PROVIDED DATA:
------------------------------------

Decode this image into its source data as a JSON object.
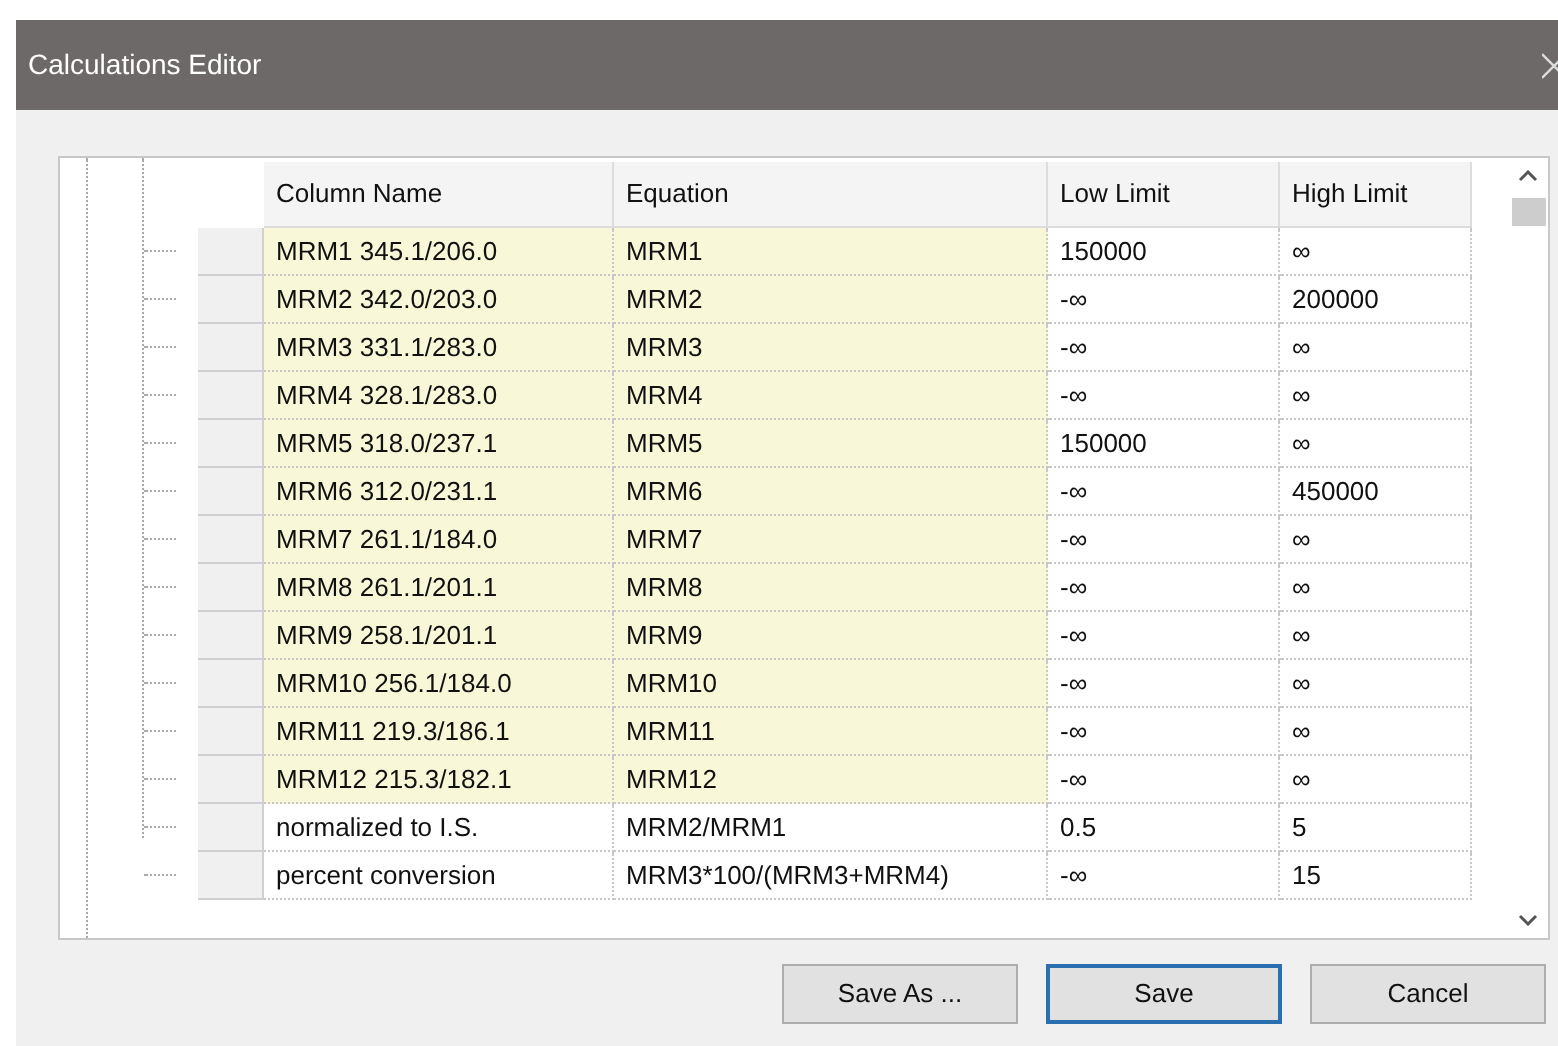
{
  "window": {
    "title": "Calculations Editor"
  },
  "table": {
    "columns": [
      "Column Name",
      "Equation",
      "Low Limit",
      "High Limit"
    ],
    "rows": [
      {
        "name": "MRM1 345.1/206.0",
        "equation": "MRM1",
        "low": "150000",
        "high": "∞",
        "highlighted": true
      },
      {
        "name": "MRM2 342.0/203.0",
        "equation": "MRM2",
        "low": "-∞",
        "high": "200000",
        "highlighted": true
      },
      {
        "name": "MRM3 331.1/283.0",
        "equation": "MRM3",
        "low": "-∞",
        "high": "∞",
        "highlighted": true
      },
      {
        "name": "MRM4 328.1/283.0",
        "equation": "MRM4",
        "low": "-∞",
        "high": "∞",
        "highlighted": true
      },
      {
        "name": "MRM5 318.0/237.1",
        "equation": "MRM5",
        "low": "150000",
        "high": "∞",
        "highlighted": true
      },
      {
        "name": "MRM6 312.0/231.1",
        "equation": "MRM6",
        "low": "-∞",
        "high": "450000",
        "highlighted": true
      },
      {
        "name": "MRM7 261.1/184.0",
        "equation": "MRM7",
        "low": "-∞",
        "high": "∞",
        "highlighted": true
      },
      {
        "name": "MRM8 261.1/201.1",
        "equation": "MRM8",
        "low": "-∞",
        "high": "∞",
        "highlighted": true
      },
      {
        "name": "MRM9 258.1/201.1",
        "equation": "MRM9",
        "low": "-∞",
        "high": "∞",
        "highlighted": true
      },
      {
        "name": "MRM10 256.1/184.0",
        "equation": "MRM10",
        "low": "-∞",
        "high": "∞",
        "highlighted": true
      },
      {
        "name": "MRM11 219.3/186.1",
        "equation": "MRM11",
        "low": "-∞",
        "high": "∞",
        "highlighted": true
      },
      {
        "name": "MRM12 215.3/182.1",
        "equation": "MRM12",
        "low": "-∞",
        "high": "∞",
        "highlighted": true
      },
      {
        "name": "normalized to I.S.",
        "equation": "MRM2/MRM1",
        "low": "0.5",
        "high": "5",
        "highlighted": false
      },
      {
        "name": "percent conversion",
        "equation": "MRM3*100/(MRM3+MRM4)",
        "low": "-∞",
        "high": "15",
        "highlighted": false
      }
    ]
  },
  "buttons": [
    {
      "label": "Save As ...",
      "default": false
    },
    {
      "label": "Save",
      "default": true
    },
    {
      "label": "Cancel",
      "default": false
    }
  ]
}
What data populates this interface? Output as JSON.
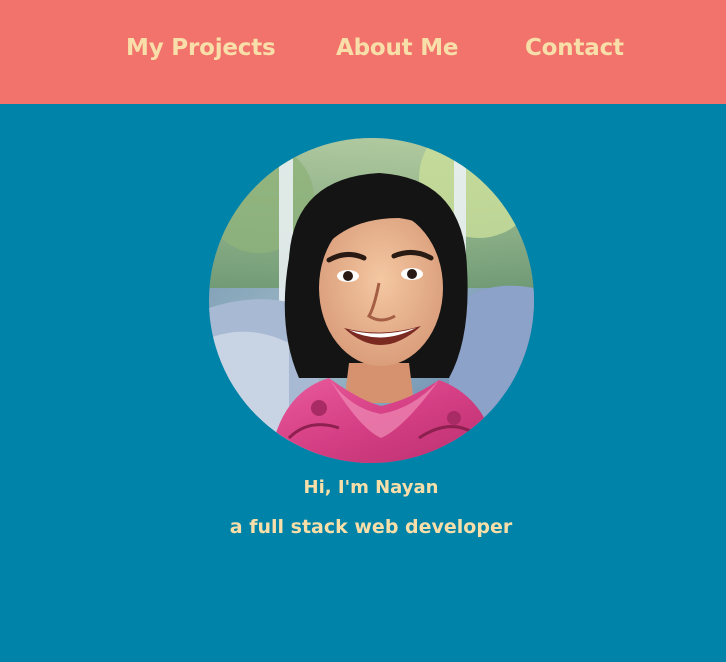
{
  "nav": {
    "links": [
      {
        "label": "My Projects"
      },
      {
        "label": "About Me"
      },
      {
        "label": "Contact"
      }
    ]
  },
  "hero": {
    "greeting": "Hi, I'm Nayan",
    "tagline": "a full stack web developer"
  },
  "colors": {
    "nav_bg": "#f2736b",
    "page_bg": "#0083a9",
    "text": "#f8dfa9"
  }
}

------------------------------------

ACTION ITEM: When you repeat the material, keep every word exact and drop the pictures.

WRITTEN RESPONSE:
Decode this image into its source data as a JSON object.
{
  "window": {
    "title": "Calculations Editor"
  },
  "table": {
    "columns": [
      "Column Name",
      "Equation",
      "Low Limit",
      "High Limit"
    ],
    "rows": [
      {
        "name": "MRM1 345.1/206.0",
        "equation": "MRM1",
        "low": "150000",
        "high": "∞",
        "highlighted": true
      },
      {
        "name": "MRM2 342.0/203.0",
        "equation": "MRM2",
        "low": "-∞",
        "high": "200000",
        "highlighted": true
      },
      {
        "name": "MRM3 331.1/283.0",
        "equation": "MRM3",
        "low": "-∞",
        "high": "∞",
        "highlighted": true
      },
      {
        "name": "MRM4 328.1/283.0",
        "equation": "MRM4",
        "low": "-∞",
        "high": "∞",
        "highlighted": true
      },
      {
        "name": "MRM5 318.0/237.1",
        "equation": "MRM5",
        "low": "150000",
        "high": "∞",
        "highlighted": true
      },
      {
        "name": "MRM6 312.0/231.1",
        "equation": "MRM6",
        "low": "-∞",
        "high": "450000",
        "highlighted": true
      },
      {
        "name": "MRM7 261.1/184.0",
        "equation": "MRM7",
        "low": "-∞",
        "high": "∞",
        "highlighted": true
      },
      {
        "name": "MRM8 261.1/201.1",
        "equation": "MRM8",
        "low": "-∞",
        "high": "∞",
        "highlighted": true
      },
      {
        "name": "MRM9 258.1/201.1",
        "equation": "MRM9",
        "low": "-∞",
        "high": "∞",
        "highlighted": true
      },
      {
        "name": "MRM10 256.1/184.0",
        "equation": "MRM10",
        "low": "-∞",
        "high": "∞",
        "highlighted": true
      },
      {
        "name": "MRM11 219.3/186.1",
        "equation": "MRM11",
        "low": "-∞",
        "high": "∞",
        "highlighted": true
      },
      {
        "name": "MRM12 215.3/182.1",
        "equation": "MRM12",
        "low": "-∞",
        "high": "∞",
        "highlighted": true
      },
      {
        "name": "normalized to I.S.",
        "equation": "MRM2/MRM1",
        "low": "0.5",
        "high": "5",
        "highlighted": false
      },
      {
        "name": "percent conversion",
        "equation": "MRM3*100/(MRM3+MRM4)",
        "low": "-∞",
        "high": "15",
        "highlighted": false
      }
    ]
  },
  "buttons": [
    {
      "label": "Save As ...",
      "default": false
    },
    {
      "label": "Save",
      "default": true
    },
    {
      "label": "Cancel",
      "default": false
    }
  ]
}
What data populates this interface? Output as JSON.
{
  "nav": {
    "links": [
      {
        "label": "My Projects"
      },
      {
        "label": "About Me"
      },
      {
        "label": "Contact"
      }
    ]
  },
  "hero": {
    "greeting": "Hi, I'm Nayan",
    "tagline": "a full stack web developer"
  },
  "colors": {
    "nav_bg": "#f2736b",
    "page_bg": "#0083a9",
    "text": "#f8dfa9"
  }
}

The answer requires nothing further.